## [TASK OBJECTIVE]
An exact, complete copy of the data that follows is needed.

## [AVAILABLE DATA]
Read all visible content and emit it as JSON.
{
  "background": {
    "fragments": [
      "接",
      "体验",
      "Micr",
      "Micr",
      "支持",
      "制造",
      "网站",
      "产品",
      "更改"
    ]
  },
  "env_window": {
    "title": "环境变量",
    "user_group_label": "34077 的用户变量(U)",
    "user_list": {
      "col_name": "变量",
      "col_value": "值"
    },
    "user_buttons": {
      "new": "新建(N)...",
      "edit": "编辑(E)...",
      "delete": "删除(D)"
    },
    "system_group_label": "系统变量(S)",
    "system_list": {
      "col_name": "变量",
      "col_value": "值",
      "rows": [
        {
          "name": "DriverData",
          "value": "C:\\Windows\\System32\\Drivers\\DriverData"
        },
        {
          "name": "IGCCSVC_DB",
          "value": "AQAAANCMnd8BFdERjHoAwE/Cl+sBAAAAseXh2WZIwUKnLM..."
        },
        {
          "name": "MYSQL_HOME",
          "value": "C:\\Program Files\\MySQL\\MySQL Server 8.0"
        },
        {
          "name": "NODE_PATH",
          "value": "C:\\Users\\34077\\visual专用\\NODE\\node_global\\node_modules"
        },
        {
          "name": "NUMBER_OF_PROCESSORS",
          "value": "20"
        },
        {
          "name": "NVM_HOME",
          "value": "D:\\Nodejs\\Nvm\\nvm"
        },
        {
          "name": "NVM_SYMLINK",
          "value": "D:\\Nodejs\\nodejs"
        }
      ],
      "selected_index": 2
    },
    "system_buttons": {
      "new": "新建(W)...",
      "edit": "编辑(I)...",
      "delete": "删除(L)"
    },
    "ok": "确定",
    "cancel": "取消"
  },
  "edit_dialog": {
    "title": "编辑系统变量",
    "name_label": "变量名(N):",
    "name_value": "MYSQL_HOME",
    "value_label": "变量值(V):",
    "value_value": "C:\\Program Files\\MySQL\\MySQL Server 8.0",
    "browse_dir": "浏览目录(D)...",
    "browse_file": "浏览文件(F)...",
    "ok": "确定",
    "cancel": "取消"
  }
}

## [REPLY]
Read all visible content and emit it as JSON.
{
  "background": {
    "fragments": [
      "接",
      "体验",
      "Micr",
      "Micr",
      "支持",
      "制造",
      "网站",
      "产品",
      "更改"
    ]
  },
  "env_window": {
    "title": "环境变量",
    "user_group_label": "34077 的用户变量(U)",
    "user_list": {
      "col_name": "变量",
      "col_value": "值"
    },
    "user_buttons": {
      "new": "新建(N)...",
      "edit": "编辑(E)...",
      "delete": "删除(D)"
    },
    "system_group_label": "系统变量(S)",
    "system_list": {
      "col_name": "变量",
      "col_value": "值",
      "rows": [
        {
          "name": "DriverData",
          "value": "C:\\Windows\\System32\\Drivers\\DriverData"
        },
        {
          "name": "IGCCSVC_DB",
          "value": "AQAAANCMnd8BFdERjHoAwE/Cl+sBAAAAseXh2WZIwUKnLM..."
        },
        {
          "name": "MYSQL_HOME",
          "value": "C:\\Program Files\\MySQL\\MySQL Server 8.0"
        },
        {
          "name": "NODE_PATH",
          "value": "C:\\Users\\34077\\visual专用\\NODE\\node_global\\node_modules"
        },
        {
          "name": "NUMBER_OF_PROCESSORS",
          "value": "20"
        },
        {
          "name": "NVM_HOME",
          "value": "D:\\Nodejs\\Nvm\\nvm"
        },
        {
          "name": "NVM_SYMLINK",
          "value": "D:\\Nodejs\\nodejs"
        }
      ],
      "selected_index": 2
    },
    "system_buttons": {
      "new": "新建(W)...",
      "edit": "编辑(I)...",
      "delete": "删除(L)"
    },
    "ok": "确定",
    "cancel": "取消"
  },
  "edit_dialog": {
    "title": "编辑系统变量",
    "name_label": "变量名(N):",
    "name_value": "MYSQL_HOME",
    "value_label": "变量值(V):",
    "value_value": "C:\\Program Files\\MySQL\\MySQL Server 8.0",
    "browse_dir": "浏览目录(D)...",
    "browse_file": "浏览文件(F)...",
    "ok": "确定",
    "cancel": "取消"
  }
}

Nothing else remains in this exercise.